EXERCISE BRIEF
Return, without anything added, the lines from the one containing "Transcribe this image's" through the end of the entries below, exactly as written.

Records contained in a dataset

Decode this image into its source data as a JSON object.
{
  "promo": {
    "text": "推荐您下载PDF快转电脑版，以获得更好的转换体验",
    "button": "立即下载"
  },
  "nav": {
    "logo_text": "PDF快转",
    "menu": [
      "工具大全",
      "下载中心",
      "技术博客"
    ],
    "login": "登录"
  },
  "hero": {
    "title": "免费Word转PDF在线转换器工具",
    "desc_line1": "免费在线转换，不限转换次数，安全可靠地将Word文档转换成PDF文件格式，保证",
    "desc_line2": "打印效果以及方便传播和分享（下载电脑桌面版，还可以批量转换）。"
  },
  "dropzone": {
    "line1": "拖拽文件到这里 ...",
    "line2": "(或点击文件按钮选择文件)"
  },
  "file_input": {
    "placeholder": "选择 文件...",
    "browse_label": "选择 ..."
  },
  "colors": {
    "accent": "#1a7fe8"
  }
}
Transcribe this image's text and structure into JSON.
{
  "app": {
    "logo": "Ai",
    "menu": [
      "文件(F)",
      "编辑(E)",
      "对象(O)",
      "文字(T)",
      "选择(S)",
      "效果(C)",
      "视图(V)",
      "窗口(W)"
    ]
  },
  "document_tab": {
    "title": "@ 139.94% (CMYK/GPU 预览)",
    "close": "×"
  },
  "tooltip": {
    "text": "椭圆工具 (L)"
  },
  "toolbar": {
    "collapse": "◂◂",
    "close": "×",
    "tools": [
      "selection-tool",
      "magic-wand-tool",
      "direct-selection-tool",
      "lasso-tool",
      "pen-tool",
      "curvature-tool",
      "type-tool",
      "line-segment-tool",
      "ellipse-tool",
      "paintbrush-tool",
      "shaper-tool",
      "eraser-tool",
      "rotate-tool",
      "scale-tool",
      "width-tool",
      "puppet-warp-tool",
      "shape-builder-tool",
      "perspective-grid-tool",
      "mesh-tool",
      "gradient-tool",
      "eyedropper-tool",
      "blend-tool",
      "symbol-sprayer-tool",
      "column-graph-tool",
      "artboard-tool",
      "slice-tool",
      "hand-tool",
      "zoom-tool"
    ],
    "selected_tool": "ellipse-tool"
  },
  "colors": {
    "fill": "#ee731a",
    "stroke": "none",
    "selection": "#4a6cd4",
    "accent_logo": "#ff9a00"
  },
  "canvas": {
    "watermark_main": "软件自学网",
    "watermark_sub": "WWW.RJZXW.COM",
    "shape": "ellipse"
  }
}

RESULT OF THE TASK
Transcribe this image's text and structure into JSON.
{
  "app": {
    "logo": "Ai",
    "menu": [
      "文件(F)",
      "编辑(E)",
      "对象(O)",
      "文字(T)",
      "选择(S)",
      "效果(C)",
      "视图(V)",
      "窗口(W)"
    ]
  },
  "document_tab": {
    "title": "@ 139.94% (CMYK/GPU 预览)",
    "close": "×"
  },
  "tooltip": {
    "text": "椭圆工具 (L)"
  },
  "toolbar": {
    "collapse": "◂◂",
    "close": "×",
    "tools": [
      "selection-tool",
      "magic-wand-tool",
      "direct-selection-tool",
      "lasso-tool",
      "pen-tool",
      "curvature-tool",
      "type-tool",
      "line-segment-tool",
      "ellipse-tool",
      "paintbrush-tool",
      "shaper-tool",
      "eraser-tool",
      "rotate-tool",
      "scale-tool",
      "width-tool",
      "puppet-warp-tool",
      "shape-builder-tool",
      "perspective-grid-tool",
      "mesh-tool",
      "gradient-tool",
      "eyedropper-tool",
      "blend-tool",
      "symbol-sprayer-tool",
      "column-graph-tool",
      "artboard-tool",
      "slice-tool",
      "hand-tool",
      "zoom-tool"
    ],
    "selected_tool": "ellipse-tool"
  },
  "colors": {
    "fill": "#ee731a",
    "stroke": "none",
    "selection": "#4a6cd4",
    "accent_logo": "#ff9a00"
  },
  "canvas": {
    "watermark_main": "软件自学网",
    "watermark_sub": "WWW.RJZXW.COM",
    "shape": "ellipse"
  }
}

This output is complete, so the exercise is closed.